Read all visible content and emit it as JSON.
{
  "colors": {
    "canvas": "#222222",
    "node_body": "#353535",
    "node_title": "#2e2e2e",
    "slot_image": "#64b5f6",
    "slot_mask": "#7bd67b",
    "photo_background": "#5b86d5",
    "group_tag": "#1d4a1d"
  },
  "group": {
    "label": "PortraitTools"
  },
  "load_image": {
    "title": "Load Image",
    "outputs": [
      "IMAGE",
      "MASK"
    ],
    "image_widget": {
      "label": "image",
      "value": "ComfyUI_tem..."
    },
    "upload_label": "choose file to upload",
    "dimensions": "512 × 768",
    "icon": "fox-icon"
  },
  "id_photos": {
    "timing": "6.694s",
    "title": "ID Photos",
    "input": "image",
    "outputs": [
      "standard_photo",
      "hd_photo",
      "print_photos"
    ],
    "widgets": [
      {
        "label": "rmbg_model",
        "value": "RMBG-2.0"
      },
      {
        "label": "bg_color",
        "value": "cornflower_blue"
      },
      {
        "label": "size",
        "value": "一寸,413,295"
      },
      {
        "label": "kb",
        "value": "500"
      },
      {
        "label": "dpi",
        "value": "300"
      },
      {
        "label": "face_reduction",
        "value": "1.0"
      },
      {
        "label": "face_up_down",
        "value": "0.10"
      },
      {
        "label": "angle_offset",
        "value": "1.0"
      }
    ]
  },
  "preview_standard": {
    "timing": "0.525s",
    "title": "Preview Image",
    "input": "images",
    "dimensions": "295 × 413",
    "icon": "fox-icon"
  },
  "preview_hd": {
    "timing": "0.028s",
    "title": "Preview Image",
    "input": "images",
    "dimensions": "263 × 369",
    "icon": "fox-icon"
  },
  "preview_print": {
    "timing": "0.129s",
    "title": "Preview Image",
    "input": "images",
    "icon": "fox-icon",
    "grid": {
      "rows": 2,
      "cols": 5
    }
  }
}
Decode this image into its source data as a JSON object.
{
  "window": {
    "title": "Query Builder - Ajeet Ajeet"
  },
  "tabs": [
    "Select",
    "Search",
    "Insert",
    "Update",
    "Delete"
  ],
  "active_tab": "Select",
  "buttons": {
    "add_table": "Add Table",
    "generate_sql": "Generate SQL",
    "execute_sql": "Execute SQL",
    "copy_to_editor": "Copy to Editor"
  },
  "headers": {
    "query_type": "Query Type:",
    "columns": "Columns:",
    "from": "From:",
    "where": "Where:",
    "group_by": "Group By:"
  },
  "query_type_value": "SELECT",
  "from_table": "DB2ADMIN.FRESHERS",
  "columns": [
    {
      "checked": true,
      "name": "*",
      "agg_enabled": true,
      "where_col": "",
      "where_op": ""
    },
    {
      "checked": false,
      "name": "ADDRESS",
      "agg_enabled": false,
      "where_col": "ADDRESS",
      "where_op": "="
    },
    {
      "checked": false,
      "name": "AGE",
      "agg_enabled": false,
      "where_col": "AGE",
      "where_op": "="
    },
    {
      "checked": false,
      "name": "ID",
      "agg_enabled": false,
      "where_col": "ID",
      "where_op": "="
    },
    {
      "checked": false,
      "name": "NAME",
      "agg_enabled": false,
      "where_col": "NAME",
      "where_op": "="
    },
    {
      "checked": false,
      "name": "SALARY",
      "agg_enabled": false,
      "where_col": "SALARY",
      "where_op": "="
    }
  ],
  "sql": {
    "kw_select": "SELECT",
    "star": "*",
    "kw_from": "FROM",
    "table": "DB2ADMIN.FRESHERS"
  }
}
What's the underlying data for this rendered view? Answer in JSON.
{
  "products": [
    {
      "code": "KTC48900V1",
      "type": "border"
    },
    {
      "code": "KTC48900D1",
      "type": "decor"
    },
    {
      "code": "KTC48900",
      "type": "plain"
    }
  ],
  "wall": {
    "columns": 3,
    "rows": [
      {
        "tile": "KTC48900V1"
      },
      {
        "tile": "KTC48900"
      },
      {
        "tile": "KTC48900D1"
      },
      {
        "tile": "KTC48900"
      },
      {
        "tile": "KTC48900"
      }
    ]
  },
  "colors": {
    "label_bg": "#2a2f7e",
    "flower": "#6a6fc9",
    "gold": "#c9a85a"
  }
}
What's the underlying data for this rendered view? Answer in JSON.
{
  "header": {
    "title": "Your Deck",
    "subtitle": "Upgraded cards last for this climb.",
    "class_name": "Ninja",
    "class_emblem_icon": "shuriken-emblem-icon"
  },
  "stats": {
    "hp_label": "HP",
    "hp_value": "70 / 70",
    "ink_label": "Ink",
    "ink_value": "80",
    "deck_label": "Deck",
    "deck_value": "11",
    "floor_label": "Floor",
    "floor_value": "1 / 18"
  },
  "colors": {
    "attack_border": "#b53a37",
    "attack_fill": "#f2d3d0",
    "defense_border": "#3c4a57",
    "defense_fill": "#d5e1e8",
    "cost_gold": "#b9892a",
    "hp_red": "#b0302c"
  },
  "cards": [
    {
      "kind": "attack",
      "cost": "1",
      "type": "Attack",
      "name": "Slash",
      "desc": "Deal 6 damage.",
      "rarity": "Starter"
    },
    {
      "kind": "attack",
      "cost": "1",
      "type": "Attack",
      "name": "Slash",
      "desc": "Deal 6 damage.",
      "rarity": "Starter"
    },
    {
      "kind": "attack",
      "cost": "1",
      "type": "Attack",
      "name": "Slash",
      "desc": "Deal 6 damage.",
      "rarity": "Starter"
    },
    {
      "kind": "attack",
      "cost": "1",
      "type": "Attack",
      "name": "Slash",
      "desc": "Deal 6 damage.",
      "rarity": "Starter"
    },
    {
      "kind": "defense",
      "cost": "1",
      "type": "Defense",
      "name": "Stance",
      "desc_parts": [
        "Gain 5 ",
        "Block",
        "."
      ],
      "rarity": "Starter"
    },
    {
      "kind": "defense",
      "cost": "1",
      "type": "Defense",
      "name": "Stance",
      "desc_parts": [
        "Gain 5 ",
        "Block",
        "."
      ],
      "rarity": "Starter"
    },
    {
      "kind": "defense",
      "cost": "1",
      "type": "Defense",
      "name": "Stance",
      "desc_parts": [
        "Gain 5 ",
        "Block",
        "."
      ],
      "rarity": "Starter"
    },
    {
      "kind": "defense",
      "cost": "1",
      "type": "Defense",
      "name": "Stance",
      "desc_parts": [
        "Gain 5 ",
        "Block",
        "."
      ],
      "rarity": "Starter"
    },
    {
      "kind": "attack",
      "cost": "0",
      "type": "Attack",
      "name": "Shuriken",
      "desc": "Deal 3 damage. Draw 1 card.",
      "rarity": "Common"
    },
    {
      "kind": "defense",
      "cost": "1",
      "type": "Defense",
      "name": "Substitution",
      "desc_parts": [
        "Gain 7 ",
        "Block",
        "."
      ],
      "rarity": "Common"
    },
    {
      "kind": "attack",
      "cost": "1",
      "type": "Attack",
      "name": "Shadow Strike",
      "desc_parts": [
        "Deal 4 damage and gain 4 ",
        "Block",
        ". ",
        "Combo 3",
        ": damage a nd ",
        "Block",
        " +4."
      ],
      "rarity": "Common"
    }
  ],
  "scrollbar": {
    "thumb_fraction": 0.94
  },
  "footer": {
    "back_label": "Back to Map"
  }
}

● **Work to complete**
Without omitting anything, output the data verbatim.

● **Answer space**
Read all visible content and emit it as JSON.
{
  "colors": {
    "canvas": "#222222",
    "node_body": "#353535",
    "node_title": "#2e2e2e",
    "slot_image": "#64b5f6",
    "slot_mask": "#7bd67b",
    "photo_background": "#5b86d5",
    "group_tag": "#1d4a1d"
  },
  "group": {
    "label": "PortraitTools"
  },
  "load_image": {
    "title": "Load Image",
    "outputs": [
      "IMAGE",
      "MASK"
    ],
    "image_widget": {
      "label": "image",
      "value": "ComfyUI_tem..."
    },
    "upload_label": "choose file to upload",
    "dimensions": "512 × 768",
    "icon": "fox-icon"
  },
  "id_photos": {
    "timing": "6.694s",
    "title": "ID Photos",
    "input": "image",
    "outputs": [
      "standard_photo",
      "hd_photo",
      "print_photos"
    ],
    "widgets": [
      {
        "label": "rmbg_model",
        "value": "RMBG-2.0"
      },
      {
        "label": "bg_color",
        "value": "cornflower_blue"
      },
      {
        "label": "size",
        "value": "一寸,413,295"
      },
      {
        "label": "kb",
        "value": "500"
      },
      {
        "label": "dpi",
        "value": "300"
      },
      {
        "label": "face_reduction",
        "value": "1.0"
      },
      {
        "label": "face_up_down",
        "value": "0.10"
      },
      {
        "label": "angle_offset",
        "value": "1.0"
      }
    ]
  },
  "preview_standard": {
    "timing": "0.525s",
    "title": "Preview Image",
    "input": "images",
    "dimensions": "295 × 413",
    "icon": "fox-icon"
  },
  "preview_hd": {
    "timing": "0.028s",
    "title": "Preview Image",
    "input": "images",
    "dimensions": "263 × 369",
    "icon": "fox-icon"
  },
  "preview_print": {
    "timing": "0.129s",
    "title": "Preview Image",
    "input": "images",
    "icon": "fox-icon",
    "grid": {
      "rows": 2,
      "cols": 5
    }
  }
}
Decode this image into its source data as a JSON object.
{
  "window": {
    "title": "Query Builder - Ajeet Ajeet"
  },
  "tabs": [
    "Select",
    "Search",
    "Insert",
    "Update",
    "Delete"
  ],
  "active_tab": "Select",
  "buttons": {
    "add_table": "Add Table",
    "generate_sql": "Generate SQL",
    "execute_sql": "Execute SQL",
    "copy_to_editor": "Copy to Editor"
  },
  "headers": {
    "query_type": "Query Type:",
    "columns": "Columns:",
    "from": "From:",
    "where": "Where:",
    "group_by": "Group By:"
  },
  "query_type_value": "SELECT",
  "from_table": "DB2ADMIN.FRESHERS",
  "columns": [
    {
      "checked": true,
      "name": "*",
      "agg_enabled": true,
      "where_col": "",
      "where_op": ""
    },
    {
      "checked": false,
      "name": "ADDRESS",
      "agg_enabled": false,
      "where_col": "ADDRESS",
      "where_op": "="
    },
    {
      "checked": false,
      "name": "AGE",
      "agg_enabled": false,
      "where_col": "AGE",
      "where_op": "="
    },
    {
      "checked": false,
      "name": "ID",
      "agg_enabled": false,
      "where_col": "ID",
      "where_op": "="
    },
    {
      "checked": false,
      "name": "NAME",
      "agg_enabled": false,
      "where_col": "NAME",
      "where_op": "="
    },
    {
      "checked": false,
      "name": "SALARY",
      "agg_enabled": false,
      "where_col": "SALARY",
      "where_op": "="
    }
  ],
  "sql": {
    "kw_select": "SELECT",
    "star": "*",
    "kw_from": "FROM",
    "table": "DB2ADMIN.FRESHERS"
  }
}
What's the underlying data for this rendered view? Answer in JSON.
{
  "products": [
    {
      "code": "KTC48900V1",
      "type": "border"
    },
    {
      "code": "KTC48900D1",
      "type": "decor"
    },
    {
      "code": "KTC48900",
      "type": "plain"
    }
  ],
  "wall": {
    "columns": 3,
    "rows": [
      {
        "tile": "KTC48900V1"
      },
      {
        "tile": "KTC48900"
      },
      {
        "tile": "KTC48900D1"
      },
      {
        "tile": "KTC48900"
      },
      {
        "tile": "KTC48900"
      }
    ]
  },
  "colors": {
    "label_bg": "#2a2f7e",
    "flower": "#6a6fc9",
    "gold": "#c9a85a"
  }
}
What's the underlying data for this rendered view? Answer in JSON.
{
  "header": {
    "title": "Your Deck",
    "subtitle": "Upgraded cards last for this climb.",
    "class_name": "Ninja",
    "class_emblem_icon": "shuriken-emblem-icon"
  },
  "stats": {
    "hp_label": "HP",
    "hp_value": "70 / 70",
    "ink_label": "Ink",
    "ink_value": "80",
    "deck_label": "Deck",
    "deck_value": "11",
    "floor_label": "Floor",
    "floor_value": "1 / 18"
  },
  "colors": {
    "attack_border": "#b53a37",
    "attack_fill": "#f2d3d0",
    "defense_border": "#3c4a57",
    "defense_fill": "#d5e1e8",
    "cost_gold": "#b9892a",
    "hp_red": "#b0302c"
  },
  "cards": [
    {
      "kind": "attack",
      "cost": "1",
      "type": "Attack",
      "name": "Slash",
      "desc": "Deal 6 damage.",
      "rarity": "Starter"
    },
    {
      "kind": "attack",
      "cost": "1",
      "type": "Attack",
      "name": "Slash",
      "desc": "Deal 6 damage.",
      "rarity": "Starter"
    },
    {
      "kind": "attack",
      "cost": "1",
      "type": "Attack",
      "name": "Slash",
      "desc": "Deal 6 damage.",
      "rarity": "Starter"
    },
    {
      "kind": "attack",
      "cost": "1",
      "type": "Attack",
      "name": "Slash",
      "desc": "Deal 6 damage.",
      "rarity": "Starter"
    },
    {
      "kind": "defense",
      "cost": "1",
      "type": "Defense",
      "name": "Stance",
      "desc_parts": [
        "Gain 5 ",
        "Block",
        "."
      ],
      "rarity": "Starter"
    },
    {
      "kind": "defense",
      "cost": "1",
      "type": "Defense",
      "name": "Stance",
      "desc_parts": [
        "Gain 5 ",
        "Block",
        "."
      ],
      "rarity": "Starter"
    },
    {
      "kind": "defense",
      "cost": "1",
      "type": "Defense",
      "name": "Stance",
      "desc_parts": [
        "Gain 5 ",
        "Block",
        "."
      ],
      "rarity": "Starter"
    },
    {
      "kind": "defense",
      "cost": "1",
      "type": "Defense",
      "name": "Stance",
      "desc_parts": [
        "Gain 5 ",
        "Block",
        "."
      ],
      "rarity": "Starter"
    },
    {
      "kind": "attack",
      "cost": "0",
      "type": "Attack",
      "name": "Shuriken",
      "desc": "Deal 3 damage. Draw 1 card.",
      "rarity": "Common"
    },
    {
      "kind": "defense",
      "cost": "1",
      "type": "Defense",
      "name": "Substitution",
      "desc_parts": [
        "Gain 7 ",
        "Block",
        "."
      ],
      "rarity": "Common"
    },
    {
      "kind": "attack",
      "cost": "1",
      "type": "Attack",
      "name": "Shadow Strike",
      "desc_parts": [
        "Deal 4 damage and gain 4 ",
        "Block",
        ". ",
        "Combo 3",
        ": damage a nd ",
        "Block",
        " +4."
      ],
      "rarity": "Common"
    }
  ],
  "scrollbar": {
    "thumb_fraction": 0.94
  },
  "footer": {
    "back_label": "Back to Map"
  }
}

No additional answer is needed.